How to Choose a Sportsbook

A sportsbook is a gambling establishment that accepts bets on various sporting events. It also offers a variety of betting options, including parlays and futures. In order to make a profit, the sportsbook must balance its bettors’ risk and reward. This is achieved by adjusting the odds on the teams and players. This is done through the use of point spreads and moneyline odds. It is important to understand the different types of bets and how they affect the odds of a bet.

Before deciding to open a sportsbook, it is important to do some research and find out what the requirements are. First of all, you should define your budget. This will help you determine how big or small you can make your business. It will also help you choose the software and payment methods that you want to offer. Next, you should check the reputation of the sportsbook that you are considering. You can do this by reading reviews and checking the ratings on the website. You should also be sure to read the terms and conditions of each sportsbook.

You should also consider what your users are looking for in a sportsbook. Some things that you should look for include the number of sporting events that it covers, bonuses and promotions, and customer service. You should also check whether it has a good payout system. This will make your users happy and keep them coming back for more.

In addition, you should make sure that your sportsbook is user-friendly and can be accessed on multiple devices. If it is not, you will lose your users quickly. It is also a good idea to offer a loyalty program for your customers. This will encourage them to continue using your site and may even lead to referrals.

One of the biggest mistakes that new sportsbook owners make is choosing a white-label solution. This can be expensive and time-consuming, and it can be difficult to customize the product to your market. Moreover, it can result in lower profits margins.

Sportsbooks make money by charging a percentage of the bets that they accept, called vig or juice. The amount of this charge varies depending on the sport, the knowledge of the sportsbook’s line makers, and the software used by the sportsbook. A sportsbook can also increase its profits by adjusting the odds for certain bets, such as the over/under on a specific number of points scored in a game.
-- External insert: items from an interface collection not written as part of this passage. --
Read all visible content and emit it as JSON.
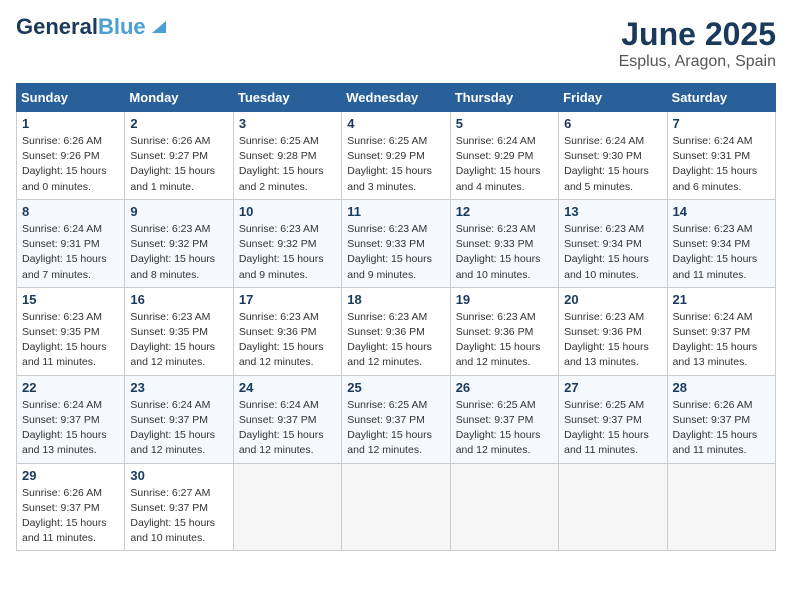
{
  "logo": {
    "line1": "General",
    "line2": "Blue"
  },
  "title": "June 2025",
  "subtitle": "Esplus, Aragon, Spain",
  "headers": [
    "Sunday",
    "Monday",
    "Tuesday",
    "Wednesday",
    "Thursday",
    "Friday",
    "Saturday"
  ],
  "weeks": [
    [
      {
        "day": "1",
        "sunrise": "Sunrise: 6:26 AM",
        "sunset": "Sunset: 9:26 PM",
        "daylight": "Daylight: 15 hours and 0 minutes."
      },
      {
        "day": "2",
        "sunrise": "Sunrise: 6:26 AM",
        "sunset": "Sunset: 9:27 PM",
        "daylight": "Daylight: 15 hours and 1 minute."
      },
      {
        "day": "3",
        "sunrise": "Sunrise: 6:25 AM",
        "sunset": "Sunset: 9:28 PM",
        "daylight": "Daylight: 15 hours and 2 minutes."
      },
      {
        "day": "4",
        "sunrise": "Sunrise: 6:25 AM",
        "sunset": "Sunset: 9:29 PM",
        "daylight": "Daylight: 15 hours and 3 minutes."
      },
      {
        "day": "5",
        "sunrise": "Sunrise: 6:24 AM",
        "sunset": "Sunset: 9:29 PM",
        "daylight": "Daylight: 15 hours and 4 minutes."
      },
      {
        "day": "6",
        "sunrise": "Sunrise: 6:24 AM",
        "sunset": "Sunset: 9:30 PM",
        "daylight": "Daylight: 15 hours and 5 minutes."
      },
      {
        "day": "7",
        "sunrise": "Sunrise: 6:24 AM",
        "sunset": "Sunset: 9:31 PM",
        "daylight": "Daylight: 15 hours and 6 minutes."
      }
    ],
    [
      {
        "day": "8",
        "sunrise": "Sunrise: 6:24 AM",
        "sunset": "Sunset: 9:31 PM",
        "daylight": "Daylight: 15 hours and 7 minutes."
      },
      {
        "day": "9",
        "sunrise": "Sunrise: 6:23 AM",
        "sunset": "Sunset: 9:32 PM",
        "daylight": "Daylight: 15 hours and 8 minutes."
      },
      {
        "day": "10",
        "sunrise": "Sunrise: 6:23 AM",
        "sunset": "Sunset: 9:32 PM",
        "daylight": "Daylight: 15 hours and 9 minutes."
      },
      {
        "day": "11",
        "sunrise": "Sunrise: 6:23 AM",
        "sunset": "Sunset: 9:33 PM",
        "daylight": "Daylight: 15 hours and 9 minutes."
      },
      {
        "day": "12",
        "sunrise": "Sunrise: 6:23 AM",
        "sunset": "Sunset: 9:33 PM",
        "daylight": "Daylight: 15 hours and 10 minutes."
      },
      {
        "day": "13",
        "sunrise": "Sunrise: 6:23 AM",
        "sunset": "Sunset: 9:34 PM",
        "daylight": "Daylight: 15 hours and 10 minutes."
      },
      {
        "day": "14",
        "sunrise": "Sunrise: 6:23 AM",
        "sunset": "Sunset: 9:34 PM",
        "daylight": "Daylight: 15 hours and 11 minutes."
      }
    ],
    [
      {
        "day": "15",
        "sunrise": "Sunrise: 6:23 AM",
        "sunset": "Sunset: 9:35 PM",
        "daylight": "Daylight: 15 hours and 11 minutes."
      },
      {
        "day": "16",
        "sunrise": "Sunrise: 6:23 AM",
        "sunset": "Sunset: 9:35 PM",
        "daylight": "Daylight: 15 hours and 12 minutes."
      },
      {
        "day": "17",
        "sunrise": "Sunrise: 6:23 AM",
        "sunset": "Sunset: 9:36 PM",
        "daylight": "Daylight: 15 hours and 12 minutes."
      },
      {
        "day": "18",
        "sunrise": "Sunrise: 6:23 AM",
        "sunset": "Sunset: 9:36 PM",
        "daylight": "Daylight: 15 hours and 12 minutes."
      },
      {
        "day": "19",
        "sunrise": "Sunrise: 6:23 AM",
        "sunset": "Sunset: 9:36 PM",
        "daylight": "Daylight: 15 hours and 12 minutes."
      },
      {
        "day": "20",
        "sunrise": "Sunrise: 6:23 AM",
        "sunset": "Sunset: 9:36 PM",
        "daylight": "Daylight: 15 hours and 13 minutes."
      },
      {
        "day": "21",
        "sunrise": "Sunrise: 6:24 AM",
        "sunset": "Sunset: 9:37 PM",
        "daylight": "Daylight: 15 hours and 13 minutes."
      }
    ],
    [
      {
        "day": "22",
        "sunrise": "Sunrise: 6:24 AM",
        "sunset": "Sunset: 9:37 PM",
        "daylight": "Daylight: 15 hours and 13 minutes."
      },
      {
        "day": "23",
        "sunrise": "Sunrise: 6:24 AM",
        "sunset": "Sunset: 9:37 PM",
        "daylight": "Daylight: 15 hours and 12 minutes."
      },
      {
        "day": "24",
        "sunrise": "Sunrise: 6:24 AM",
        "sunset": "Sunset: 9:37 PM",
        "daylight": "Daylight: 15 hours and 12 minutes."
      },
      {
        "day": "25",
        "sunrise": "Sunrise: 6:25 AM",
        "sunset": "Sunset: 9:37 PM",
        "daylight": "Daylight: 15 hours and 12 minutes."
      },
      {
        "day": "26",
        "sunrise": "Sunrise: 6:25 AM",
        "sunset": "Sunset: 9:37 PM",
        "daylight": "Daylight: 15 hours and 12 minutes."
      },
      {
        "day": "27",
        "sunrise": "Sunrise: 6:25 AM",
        "sunset": "Sunset: 9:37 PM",
        "daylight": "Daylight: 15 hours and 11 minutes."
      },
      {
        "day": "28",
        "sunrise": "Sunrise: 6:26 AM",
        "sunset": "Sunset: 9:37 PM",
        "daylight": "Daylight: 15 hours and 11 minutes."
      }
    ],
    [
      {
        "day": "29",
        "sunrise": "Sunrise: 6:26 AM",
        "sunset": "Sunset: 9:37 PM",
        "daylight": "Daylight: 15 hours and 11 minutes."
      },
      {
        "day": "30",
        "sunrise": "Sunrise: 6:27 AM",
        "sunset": "Sunset: 9:37 PM",
        "daylight": "Daylight: 15 hours and 10 minutes."
      },
      null,
      null,
      null,
      null,
      null
    ]
  ]
}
Betting on sports is a popular pastime for many people. Some people are passionate about their favorite teams and will place bets on them to win. However, this type of betting can be dangerous if you don’t know how to play it properly. It is important to learn the rules of each game and follow them closely. In addition, you should always keep track of your bets with a spreadsheet and avoid betting more than you can afford to lose. Lastly, you should try to beat the house edge by following stats and trends.